While speaking about the meeting, Damilare Babalola, the National Program Manager, European Union Agency for Citizens-driven Transformation Programme, said CSOs in Nigeria want to emulate other sectors that regulate the activities of members.
He said though there were laws guiding the operations of the CSOs in Nigeria, they should have some set of principles and code of conduct to guide their own operations.
“Those are some of the things that we found missing in the civil society sector and that is all this meeting is all about.
“We are trying to create an avenue to collect information, ideas and data from multiple stakeholders including government agencies, donors and development partners so that they (CSOs) can now look at what is the right model for them to regulate themselves,” he added.
On his part, David Anyaele of the Centre for Citizens with Disabilities and a member of the NTC, noted that there were increasing challenges in the credibility of CSOs working in Nigeria.
“There is this assumption that CSOs are funding terrorism.
“There is also this thinking in some quarters that CSOs are not rendering enough stewardship as required.
“Recognising the efforts of the National Assembly to create a legal framework to regulate the CSOs in Nigeria, coupled with the need for us to present ourselves the way we are, that informed this effort by CSOs to develop a framework that they can use to regulate their activities in Nigeria,” he said.
He added that the NTC had within the past weeks engaged CSOs in the North and South in order to get the best framework to guide the sector in Nigeria.
He said they were working on a document that the government, the donors and the CSOs themselves will buy into at the end of the day.
Also speaking, Wynyfred Achu-Egbuson, Project Manager responsible for Civil Societies and Youths for the EU delegation in Nigeria, said the plan is not to have a one-sided fit all plan for all CSOs to conform with; “but to have a set of code of conduct that would be driven from the national level and then civil society organisations from the sub-national level will feed into.”
She added that; “the plan is actually to have quite a number of regulatory models that civil society organisations can be part of and also have regulatory models whereby it’s functional at the sub-national levels.
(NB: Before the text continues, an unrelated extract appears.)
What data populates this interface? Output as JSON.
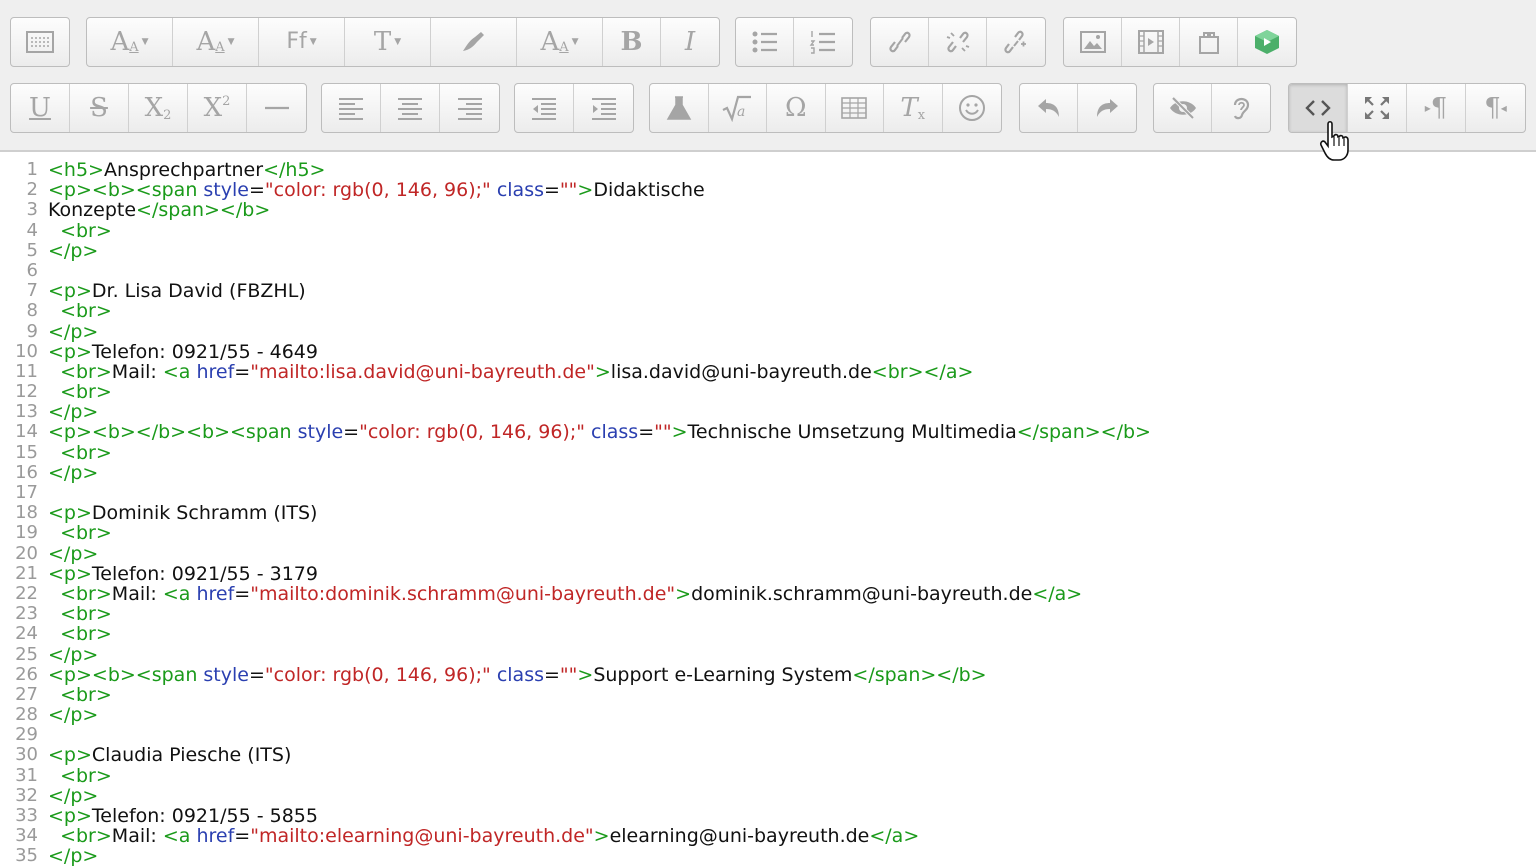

So, it’s a bottom-up and top-down approach.
“There has been an increase in the number of CSOs in the country, hence it’s important to have self-regulatory guidelines so that we will no need to wait on the government to regulate the civil society space.
“By that, we will prevent the notion that government is trying to cage the CSOs.”
She said the EU Act team is also working closely with the Corporate Affairs Commission to ensure that the CAMA law is understood by the civil society organisations in Nigeria.